The British comedian and musician on aurora borealis hunting in Iceland, his dream car and why every teenager needs a road trip
Are you a good driver?
I’d like to think so. You couldn’t be a stand-up comedian if you didn’t enjoy driving. Manchester one night, Bristol the next. I’m not sure how many miles I’ve clocked up over the years, but it must be getting close to three-quarters of a million.
How many times did you take your test?
Passed first time at 17. Back then, I was more interested in music than comedy and I was desperate to get a licence in case my band got offered a chance to tour Europe with Black Sabbath.
What was your first car?
Sadly, the tour with Black Sabbath never happened, so I bought a Citroën Dyane 6 from the classifieds in the local paper.
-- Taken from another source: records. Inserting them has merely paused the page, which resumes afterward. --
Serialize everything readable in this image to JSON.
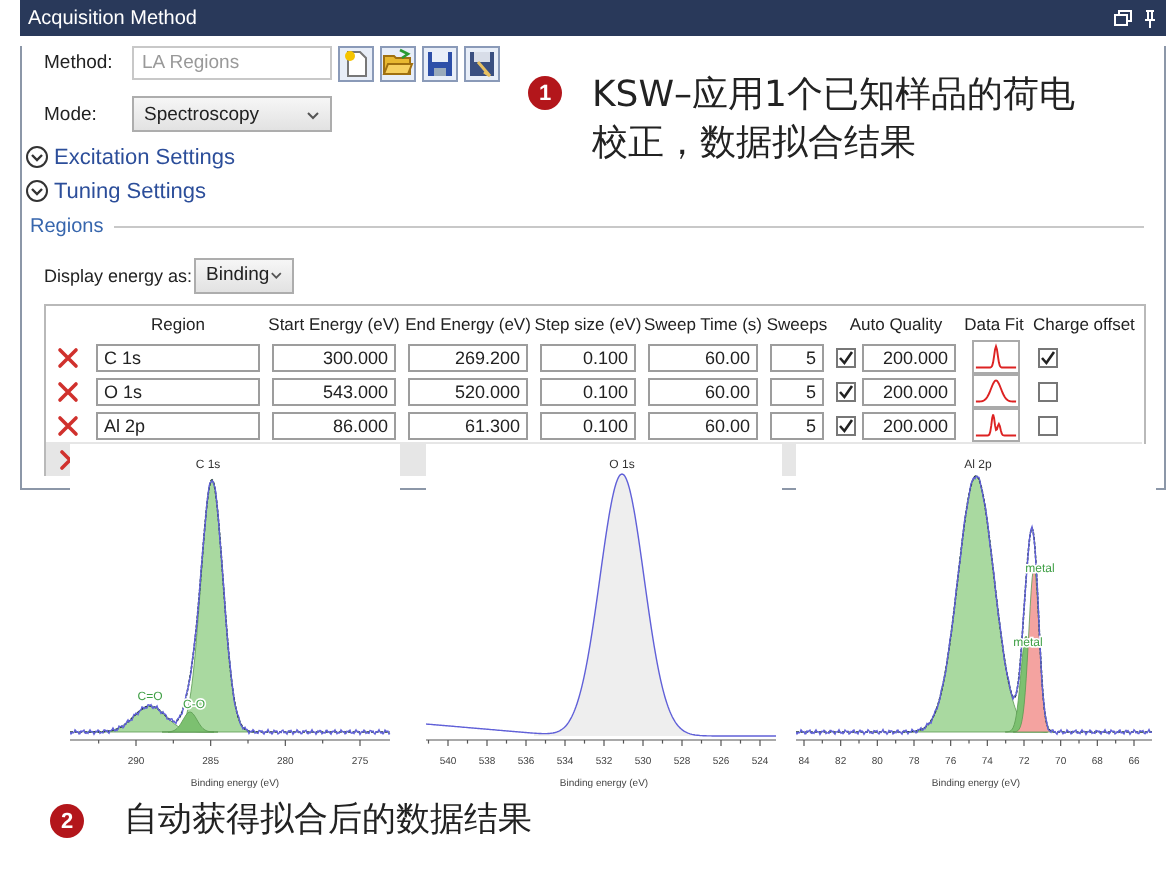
{
  "window": {
    "title": "Acquisition Method"
  },
  "method": {
    "label": "Method:",
    "value": "LA Regions",
    "disabled": true
  },
  "mode": {
    "label": "Mode:",
    "value": "Spectroscopy"
  },
  "sections": [
    {
      "label": "Excitation Settings",
      "expanded": false
    },
    {
      "label": "Tuning Settings",
      "expanded": false
    }
  ],
  "regions": {
    "title": "Regions",
    "display_label": "Display energy as:",
    "display_value": "Binding",
    "columns": [
      "Region",
      "Start Energy (eV)",
      "End Energy (eV)",
      "Step size (eV)",
      "Sweep Time (s)",
      "Sweeps",
      "Auto Quality",
      "Data Fit",
      "Charge offset"
    ],
    "rows": [
      {
        "region": "C 1s",
        "start": "300.000",
        "end": "269.200",
        "step": "0.100",
        "sweep_time": "60.00",
        "sweeps": "5",
        "auto_quality": true,
        "quality": "200.000",
        "fit": {
          "kind": "narrow"
        },
        "charge_offset": true
      },
      {
        "region": "O 1s",
        "start": "543.000",
        "end": "520.000",
        "step": "0.100",
        "sweep_time": "60.00",
        "sweeps": "5",
        "auto_quality": true,
        "quality": "200.000",
        "fit": {
          "kind": "broad"
        },
        "charge_offset": false
      },
      {
        "region": "Al 2p",
        "start": "86.000",
        "end": "61.300",
        "step": "0.100",
        "sweep_time": "60.00",
        "sweeps": "5",
        "auto_quality": true,
        "quality": "200.000",
        "fit": {
          "kind": "doublet"
        },
        "charge_offset": false
      }
    ],
    "covered_row": true
  },
  "charts": [
    {
      "kind": "multi",
      "title": "C 1s",
      "ticks": [
        "290",
        "285",
        "280",
        "275"
      ],
      "xlabel": "Binding energy (eV)",
      "peak_labels": [
        "C=O",
        "C-O"
      ]
    },
    {
      "kind": "single",
      "title": "O 1s",
      "ticks": [
        "540",
        "538",
        "536",
        "534",
        "532",
        "530",
        "528",
        "526",
        "524"
      ],
      "xlabel": "Binding energy (eV)"
    },
    {
      "kind": "doublet",
      "title": "Al 2p",
      "ticks": [
        "84",
        "82",
        "80",
        "78",
        "76",
        "74",
        "72",
        "70",
        "68",
        "66"
      ],
      "xlabel": "Binding energy (eV)",
      "peak_labels": [
        "metal",
        "metal"
      ]
    }
  ],
  "notes": [
    {
      "number": "1",
      "text": "KSW–应用1个已知样品的荷电校正，数据拟合结果"
    },
    {
      "number": "2",
      "text": "自动获得拟合后的数据结果"
    }
  ]
}
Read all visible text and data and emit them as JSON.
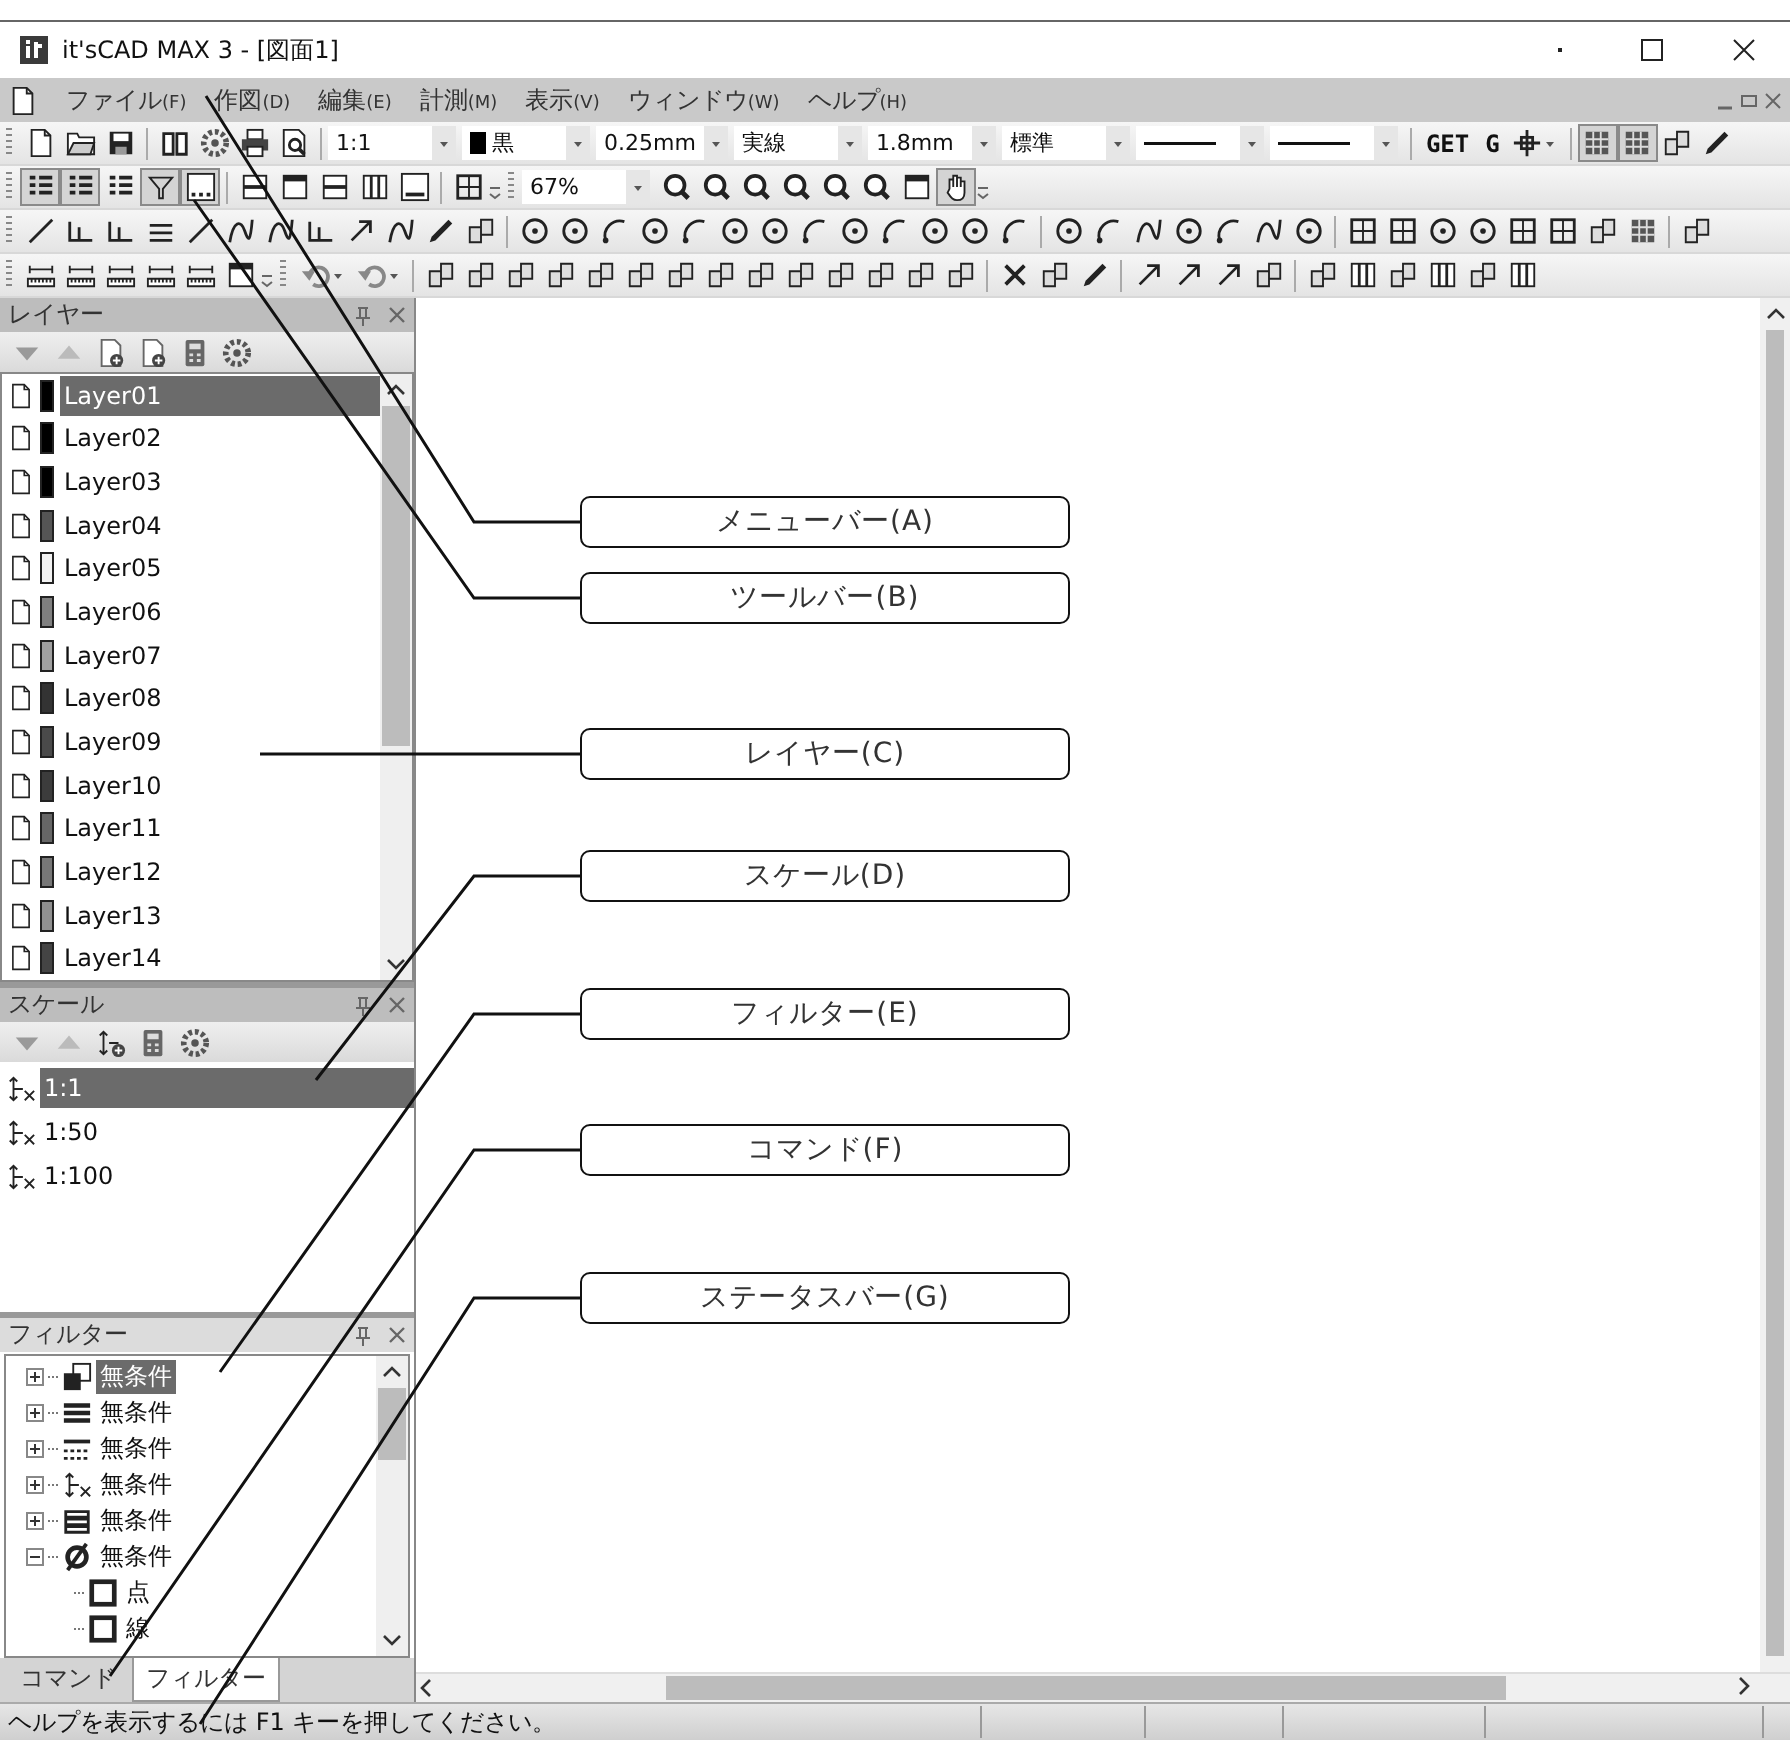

Everybody knows the Citroën 2CV, but the Dyane is the even more basic model. Can you imagine something that’s even more primitive than a 2CV? Top speed of about 18mph and you can take it apart with a Swiss Army knife.
First time you drove abroad?
Some mates and I decided to take the Dyane over to Europe. And you know what? It never let us down once. We barrelled down through France, swept past the Alps and ended up in northern Italy. We lunched on a baguette, a slab of cheese and a tray of peaches. A European road trip should be a rite of passage for every teenager.
Kimberley, Western Australia
Your favourite road trip destination?
I’ve just come back from Western Australia where I was filming a documentary, and that was something special. It’s the same size as Europe, with a population of about 2.2 million. Roads go on forever and you might pass one car every hour. There are huge stretches of dirt track that have no phone or satellite signal. It was one of those trips that needed serious planning: food, water, couple of spare tyres, spare fuel and a map.
Have you ever crashed?
Driving for me is a meditative experience, so I’ve never been what you’d call a ‘boy racer’. Having said that, I have been caught out by speed cameras a couple of times. Some years ago, I used to own a five-litre Mercedes that was so quiet and smooth you often didn’t realise how fast you were going.
Prone to road rage?
Nah – plan your route, set off in plenty of time, put some music on and you’re golden.
If you’re driving through a thunderstorm across the dramatic Highlands of Scotland, you need a bit of Nordic folk metal
What’s your ultimate driving album?
Ah, now that’s a very complex question because it depends on where you are. On that trip to France, we found a radio station that played 1930s Parisian café music. But if you’re driving through a thunderstorm across the dramatic Highlands of Scotland, you need a bit of Nordic folk metal like Wardruna. It’s the musical equivalent of being at an eighth-century Viking ritual.
Most dramatic road trip story?
I met this bunch of nutters in Iceland and they asked me if I wanted to go aurora borealis hunting with them. Obviously, I thought it would be a rather genteel, spiritual experience. No! We all jumped into a Land Rover, hurtled across the country until we could see the northern lights, then they cracked open the vodka and rum and started screaming at the sky. It was brilliant!
What cars do you own now?
I have a functional, hybrid Volvo MPV for work and a 1971 Citroen DS21 that I bought from a second-hand dealer in Marseille.
A Citroën DS21 Pallas from 1967 (Alamy)
What’s your dream car?
My DS21. It took ages to restore it, but it’s a thing of rare beauty. In French, déesse [DS] means goddess, which seems very apt.
Describe your relationship to driving in five words or fewer
Leave enough time to get there. Damn, that’s six. Let’s try again... Leave nice and early.
Bill Bailey’s Thoughtifier UK tour runs from 9 February to 11 March, followed by a European tour that begins in Barcelona on 1 April. To book tickets, visit billbailey.co.uk
Interview by Danny Scott